Jina B. Kim is an Assistant Professor of English Language & Literature and the Study of Women & Gender at Smith College. She specializes in feminist disability studies, women-of-color feminisms/queer-of-color critique and contemporary ethnic U.S. literatures with an emphasis on feminist-of-color writing and cultural expression post-1968. She is currently at work on a manuscript, Anatomy of the City: Race, Disability, and U.S. Fictions of Dependency, which examines how multiethnic U.S. literatures situated in post-Reagan cities recuperate the maligned condition of public dependency.
Diana Paulin is Associate Professor of American Studies and English at Trinity College. Her first book, Imperfect Unions: Staging Miscegenation in US Drama and Fiction, won the Errol Hill Award for Outstanding Scholarship in African American Theatre Studies. She has continued to examine how race intersects with other aspects of identity by addressing topics, such as racial performance, critical autism studies and race, and race and sexuality, in her research, publications, teaching, and presentations. More recently, she presented work on race and disability at the MLA, the ASA, and at the SDS (Society for Disability Studies); Paulin also published a commentary on the intersections of Disability Studies and Critical Race Studies in Disability Studies Quarterly. She is currently working on a book project entitled: Black Autism.
Nic John Ramos is a Mellon Postdoctoral Fellow at Brown University affiliated with the Department of Africana Studies and the Center for the Study of Slavery and Justice. He is a scholar of the history of medicine and urban policy. His work contributes to the growing scholarship on racial capitalism by bringing together the discourses of feminist, queer, and disability studies with political economy. His book project examines how post-1965 health institutions produced and legitimated new ways of seeing race and sexuality that split communities of color between a “multicultural mainstream” and a “permanent underclass” by the 1980s.

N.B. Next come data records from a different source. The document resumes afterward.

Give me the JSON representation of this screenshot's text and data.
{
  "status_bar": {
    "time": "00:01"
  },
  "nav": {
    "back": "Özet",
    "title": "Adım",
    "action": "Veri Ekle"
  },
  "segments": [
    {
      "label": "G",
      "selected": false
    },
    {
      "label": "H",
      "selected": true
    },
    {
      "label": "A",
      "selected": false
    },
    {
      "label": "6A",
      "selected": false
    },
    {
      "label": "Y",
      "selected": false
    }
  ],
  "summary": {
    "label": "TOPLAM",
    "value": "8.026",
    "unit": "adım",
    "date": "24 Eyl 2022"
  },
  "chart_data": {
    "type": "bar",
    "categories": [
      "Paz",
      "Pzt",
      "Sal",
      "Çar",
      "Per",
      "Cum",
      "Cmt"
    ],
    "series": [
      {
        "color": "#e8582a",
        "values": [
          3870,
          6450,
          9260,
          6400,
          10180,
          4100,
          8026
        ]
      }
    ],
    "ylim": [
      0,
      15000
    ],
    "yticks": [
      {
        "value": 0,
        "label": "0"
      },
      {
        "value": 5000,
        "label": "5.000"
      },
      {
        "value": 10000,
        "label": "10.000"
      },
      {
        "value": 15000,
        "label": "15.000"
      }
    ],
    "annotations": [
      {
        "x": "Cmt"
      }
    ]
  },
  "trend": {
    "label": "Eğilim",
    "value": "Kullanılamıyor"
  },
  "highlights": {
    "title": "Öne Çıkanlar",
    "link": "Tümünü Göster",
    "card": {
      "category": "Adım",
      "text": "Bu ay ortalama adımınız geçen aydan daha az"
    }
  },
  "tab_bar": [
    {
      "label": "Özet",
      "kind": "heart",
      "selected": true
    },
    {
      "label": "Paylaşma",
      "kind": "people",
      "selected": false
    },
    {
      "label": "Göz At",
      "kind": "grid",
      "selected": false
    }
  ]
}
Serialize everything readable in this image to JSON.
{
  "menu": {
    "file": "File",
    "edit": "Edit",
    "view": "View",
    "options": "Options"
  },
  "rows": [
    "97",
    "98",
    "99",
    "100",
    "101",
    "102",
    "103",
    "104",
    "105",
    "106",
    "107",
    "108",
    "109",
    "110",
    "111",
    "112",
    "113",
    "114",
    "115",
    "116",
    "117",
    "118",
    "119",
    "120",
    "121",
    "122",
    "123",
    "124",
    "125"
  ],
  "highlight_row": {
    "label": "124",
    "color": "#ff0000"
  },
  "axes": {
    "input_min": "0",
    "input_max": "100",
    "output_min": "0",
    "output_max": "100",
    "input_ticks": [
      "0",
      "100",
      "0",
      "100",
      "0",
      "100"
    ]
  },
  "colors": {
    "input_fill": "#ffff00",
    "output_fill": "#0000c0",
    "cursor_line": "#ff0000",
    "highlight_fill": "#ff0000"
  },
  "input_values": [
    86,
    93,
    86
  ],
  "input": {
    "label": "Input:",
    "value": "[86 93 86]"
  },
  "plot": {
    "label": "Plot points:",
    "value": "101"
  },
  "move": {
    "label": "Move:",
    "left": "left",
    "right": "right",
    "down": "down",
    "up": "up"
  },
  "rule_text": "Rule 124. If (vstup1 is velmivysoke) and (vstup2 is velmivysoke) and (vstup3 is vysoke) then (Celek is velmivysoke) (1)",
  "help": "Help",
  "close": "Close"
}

Spectrum Theatre Ensemble is a group of theatre artists, both neurotypical and on the autism spectrum, based in Providence, RI. The company was founded in 2017 by Clay B. Martin, PJ Miller, and a diverse group of individuals who share a common belief: that the theatre provides a unique venue for the understanding and inclusion of all, and that our society and culture are stronger for it. By producing relevant and high-quality productions and workshops, STE aims to engage both artists and audiences to develop social skills, empathy, and understanding, and to spread the message of inclusion all over the world.